• _YOUR GOAL_: In the listing below, find each line containing "from" and report it.

─── DATA EXTRACTS

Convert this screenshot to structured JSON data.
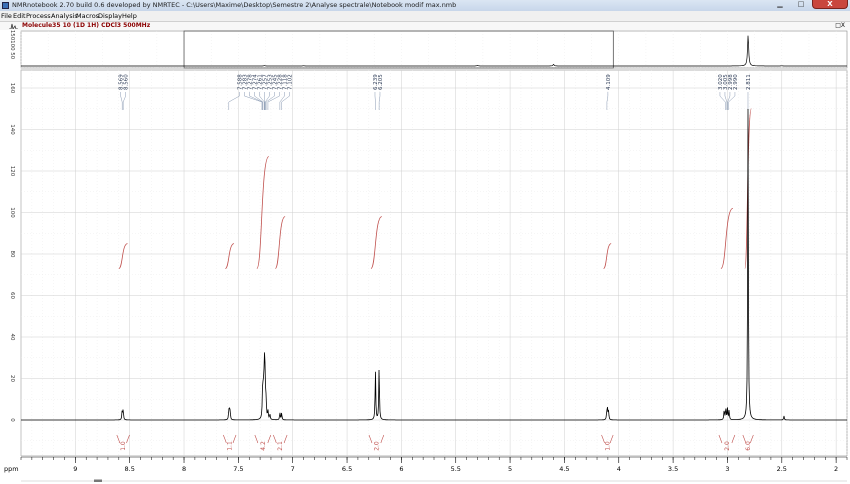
{
  "app": {
    "title": "NMRnotebook 2.70  build 0.6 developed by NMRTEC - C:\\Users\\Maxime\\Desktop\\Semestre 2\\Analyse spectrale\\Notebook modif max.nmb",
    "window_controls": {
      "close_glyph": "X"
    }
  },
  "menu": {
    "items": [
      "File",
      "Edit",
      "Process",
      "Analysis",
      "Macros",
      "Display",
      "Help"
    ]
  },
  "document": {
    "title": "Molecule35 10 (1D 1H) CDCl3 500MHz",
    "controls": "□X"
  },
  "colors": {
    "spectrum": "#000000",
    "integral": "#c0504d",
    "grid": "#d8d8d8",
    "labels": "#2b3a55"
  },
  "chart_data": {
    "type": "line",
    "xlabel": "ppm",
    "ylabel": "",
    "xlim": [
      9.5,
      1.9
    ],
    "xaxis_reversed": true,
    "ylim": [
      -10,
      170
    ],
    "x_ticks": [
      9,
      8.5,
      8,
      7.5,
      7,
      6.5,
      6,
      5.5,
      5,
      4.5,
      4,
      3.5,
      3,
      2.5,
      2
    ],
    "x_tick_labels": [
      "9",
      "8.5",
      "8",
      "7.5",
      "7",
      "6.5",
      "6",
      "5.5",
      "5",
      "4.5",
      "4",
      "3.5",
      "3",
      "2.5",
      "2"
    ],
    "y_ticks": [
      0,
      20,
      40,
      60,
      80,
      100,
      120,
      140,
      160
    ],
    "y_tick_labels": [
      "0",
      "20",
      "40",
      "60",
      "80",
      "100",
      "120",
      "140",
      "160"
    ],
    "grid": true,
    "overview": {
      "y_tick_labels": [
        "50",
        "100",
        "150"
      ],
      "window_ppm": [
        8.0,
        4.05
      ],
      "peaks": [
        {
          "ppm": 7.26,
          "height": 2
        },
        {
          "ppm": 6.9,
          "height": 1.5
        },
        {
          "ppm": 5.3,
          "height": 3
        },
        {
          "ppm": 4.6,
          "height": 8
        },
        {
          "ppm": 2.81,
          "height": 150
        },
        {
          "ppm": 2.5,
          "height": 1
        }
      ]
    },
    "peaks": [
      {
        "ppm": 8.569,
        "height": 4.5
      },
      {
        "ppm": 8.56,
        "height": 5
      },
      {
        "ppm": 7.588,
        "height": 3.5
      },
      {
        "ppm": 7.583,
        "height": 4.5
      },
      {
        "ppm": 7.576,
        "height": 4
      },
      {
        "ppm": 7.278,
        "height": 9
      },
      {
        "ppm": 7.274,
        "height": 10
      },
      {
        "ppm": 7.267,
        "height": 14
      },
      {
        "ppm": 7.261,
        "height": 19
      },
      {
        "ppm": 7.257,
        "height": 15
      },
      {
        "ppm": 7.253,
        "height": 12
      },
      {
        "ppm": 7.245,
        "height": 8
      },
      {
        "ppm": 7.228,
        "height": 4
      },
      {
        "ppm": 7.21,
        "height": 2.5
      },
      {
        "ppm": 7.118,
        "height": 3.5
      },
      {
        "ppm": 7.102,
        "height": 3.5
      },
      {
        "ppm": 6.239,
        "height": 24
      },
      {
        "ppm": 6.205,
        "height": 26
      },
      {
        "ppm": 4.103,
        "height": 5
      },
      {
        "ppm": 4.11,
        "height": 4
      },
      {
        "ppm": 4.094,
        "height": 4
      },
      {
        "ppm": 3.03,
        "height": 5
      },
      {
        "ppm": 3.015,
        "height": 6
      },
      {
        "ppm": 3.0,
        "height": 5.5
      },
      {
        "ppm": 2.985,
        "height": 4.5
      },
      {
        "ppm": 2.811,
        "height": 150
      },
      {
        "ppm": 2.48,
        "height": 2
      }
    ],
    "peak_labels": [
      {
        "labels": [
          "8.569",
          "8.560"
        ],
        "at_ppm": 8.56
      },
      {
        "labels": [
          "7.588",
          "7.283",
          "7.278",
          "7.274",
          "7.261",
          "7.257",
          "7.253",
          "7.245",
          "7.228",
          "7.118",
          "7.102"
        ],
        "at_ppm": 7.26
      },
      {
        "labels": [
          "6.239",
          "6.205"
        ],
        "at_ppm": 6.22
      },
      {
        "labels": [
          "4.109"
        ],
        "at_ppm": 4.1
      },
      {
        "labels": [
          "3.020",
          "3.005",
          "2.998",
          "2.990"
        ],
        "at_ppm": 3.0
      },
      {
        "labels": [
          "2.811"
        ],
        "at_ppm": 2.811
      }
    ],
    "integrals": [
      {
        "from": 8.6,
        "to": 8.52,
        "label": "1.0",
        "y_start": 73,
        "y_end": 85
      },
      {
        "from": 7.62,
        "to": 7.54,
        "label": "1.1",
        "y_start": 73,
        "y_end": 85
      },
      {
        "from": 7.33,
        "to": 7.22,
        "label": "4.2",
        "y_start": 73,
        "y_end": 127
      },
      {
        "from": 7.16,
        "to": 7.07,
        "label": "2.1",
        "y_start": 73,
        "y_end": 98
      },
      {
        "from": 6.28,
        "to": 6.18,
        "label": "2.0",
        "y_start": 73,
        "y_end": 98
      },
      {
        "from": 4.14,
        "to": 4.07,
        "label": "1.0",
        "y_start": 73,
        "y_end": 85
      },
      {
        "from": 3.06,
        "to": 2.95,
        "label": "2.0",
        "y_start": 73,
        "y_end": 102
      },
      {
        "from": 2.84,
        "to": 2.78,
        "label": "6.0",
        "y_start": 73,
        "y_end": 150
      }
    ]
  }
}
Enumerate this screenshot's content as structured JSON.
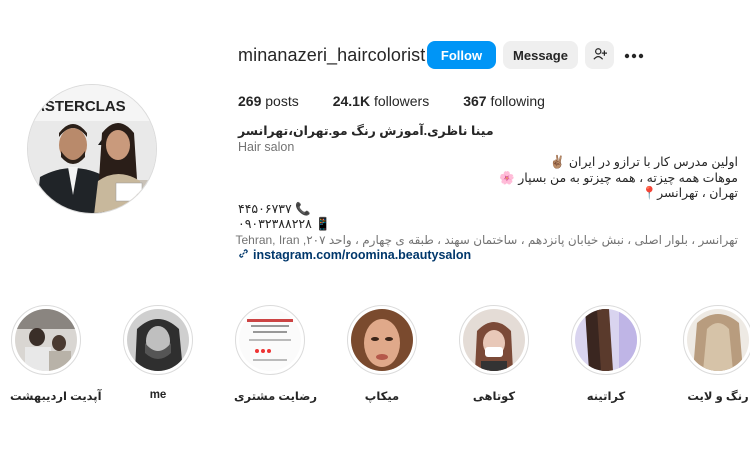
{
  "profile": {
    "username": "minanazeri_haircolorist",
    "avatar_banner_text": "ASTERCLAS",
    "buttons": {
      "follow": "Follow",
      "message": "Message"
    },
    "icons": {
      "suggest": "person-add-icon",
      "more": "more-horizontal-icon",
      "link": "link-icon"
    },
    "stats": {
      "posts_count": "269",
      "posts_label": " posts",
      "followers_count": "24.1K",
      "followers_label": " followers",
      "following_count": "367",
      "following_label": " following"
    },
    "bio": {
      "name": "مینا ناظری.آموزش رنگ مو.تهران،تهرانسر",
      "category": "Hair salon",
      "line1": "اولین مدرس کار با ترازو در ایران ✌🏽",
      "line2": "موهات همه چیزته ، همه چیزتو به من بسپار 🌸",
      "line3": "تهران ، تهرانسر📍",
      "line4": "۴۴۵۰۶۷۳۷ 📞",
      "line5": "۰۹۰۳۲۳۸۸۲۲۸ 📱",
      "address": "تهرانسر ، بلوار اصلی ، نبش خیابان پانزدهم ، ساختمان سهند ، طبقه ی چهارم ، واحد ۲۰۷, Tehran, Iran",
      "link": "instagram.com/roomina.beautysalon"
    }
  },
  "highlights": [
    {
      "label": "آپدیت اردیبهشت"
    },
    {
      "label": "me"
    },
    {
      "label": "رضایت مشتری"
    },
    {
      "label": "میکاپ"
    },
    {
      "label": "کوتاهی"
    },
    {
      "label": "کراتینه"
    },
    {
      "label": "رنگ و لایت"
    }
  ],
  "colors": {
    "accent": "#0095f6",
    "secondary_button": "#efefef",
    "link": "#00376b",
    "muted": "#737373"
  }
}
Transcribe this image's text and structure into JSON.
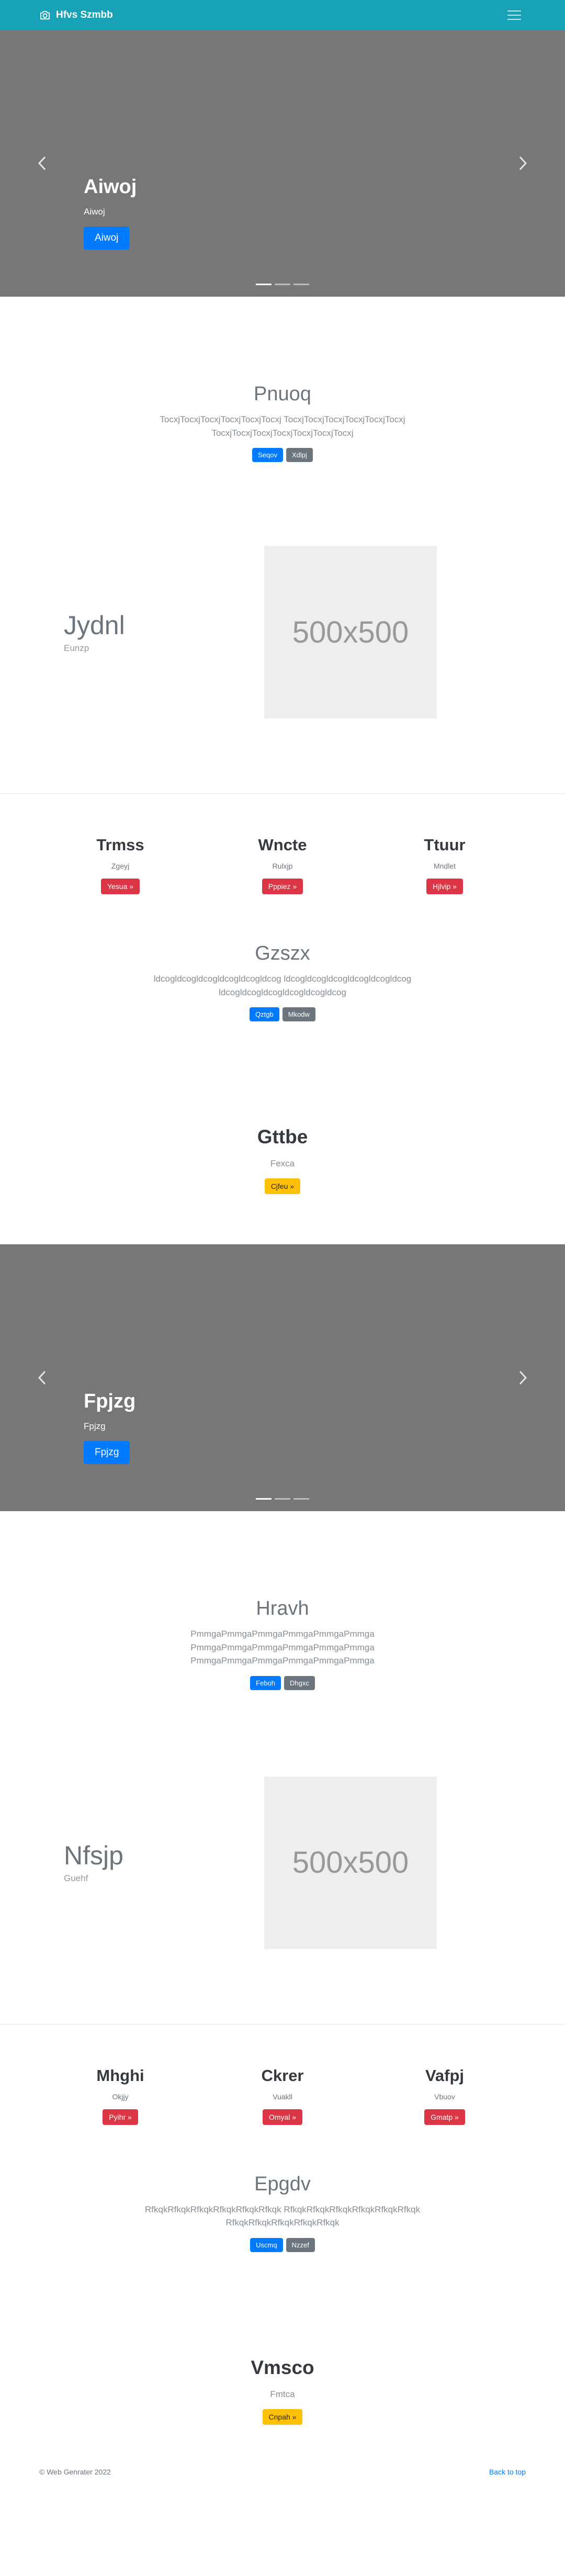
{
  "navbar": {
    "brand": "Hfvs Szmbb",
    "bg_color": "#17a2b8",
    "camera_icon": "camera-icon",
    "menu_icon": "hamburger-menu-icon"
  },
  "carousel1": {
    "title": "Aiwoj",
    "subtitle": "Aiwoj",
    "button": "Aiwoj",
    "slide_count": 3,
    "active_index": 0
  },
  "jumbo1": {
    "title": "Pnuoq",
    "text": "TocxjTocxjTocxjTocxjTocxjTocxj TocxjTocxjTocxjTocxjTocxjTocxj TocxjTocxjTocxjTocxjTocxjTocxjTocxj",
    "primary_button": "Seqov",
    "secondary_button": "Xdlpj"
  },
  "feature1": {
    "title": "Jydnl",
    "subtitle": "Eunzp",
    "image_text": "500x500"
  },
  "columns1": [
    {
      "title": "Trmss",
      "text": "Zgeyj",
      "button": "Yesua »"
    },
    {
      "title": "Wncte",
      "text": "Rulxjp",
      "button": "Pppiez »"
    },
    {
      "title": "Ttuur",
      "text": "Mndlet",
      "button": "Hjlvip »"
    }
  ],
  "jumbo2": {
    "title": "Gzszx",
    "text": "ldcogldcogldcogldcogldcogldcog ldcogldcogldcogldcogldcogldcog ldcogldcogldcogldcogldcogldcog",
    "primary_button": "Qztgb",
    "secondary_button": "Mkodw"
  },
  "cta1": {
    "title": "Gttbe",
    "text": "Fexca",
    "button": "Cjfeu »"
  },
  "carousel2": {
    "title": "Fpjzg",
    "subtitle": "Fpjzg",
    "button": "Fpjzg",
    "slide_count": 3,
    "active_index": 0
  },
  "jumbo3": {
    "title": "Hravh",
    "text": "PmmgaPmmgaPmmgaPmmgaPmmgaPmmga PmmgaPmmgaPmmgaPmmgaPmmgaPmmga PmmgaPmmgaPmmgaPmmgaPmmgaPmmga",
    "primary_button": "Feboh",
    "secondary_button": "Dhgxc"
  },
  "feature2": {
    "title": "Nfsjp",
    "subtitle": "Guehf",
    "image_text": "500x500"
  },
  "columns2": [
    {
      "title": "Mhghi",
      "text": "Okjjy",
      "button": "Pyihr »"
    },
    {
      "title": "Ckrer",
      "text": "Vuakll",
      "button": "Omyal »"
    },
    {
      "title": "Vafpj",
      "text": "Vbuov",
      "button": "Gmatp »"
    }
  ],
  "jumbo4": {
    "title": "Epgdv",
    "text": "RfkqkRfkqkRfkqkRfkqkRfkqkRfkqk RfkqkRfkqkRfkqkRfkqkRfkqkRfkqk RfkqkRfkqkRfkqkRfkqkRfkqk",
    "primary_button": "Uscmq",
    "secondary_button": "Nzzef"
  },
  "cta2": {
    "title": "Vmsco",
    "text": "Fmtca",
    "button": "Cnpah »"
  },
  "footer": {
    "copyright": "© Web Genrater 2022",
    "back_to_top": "Back to top"
  }
}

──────

• _TASK RESPONSE_:
        "from": 8.6,
        "from": 7.62,
        "from": 7.33,
        "from": 7.16,
        "from": 6.28,
        "from": 4.14,
        "from": 3.06,
        "from": 2.84,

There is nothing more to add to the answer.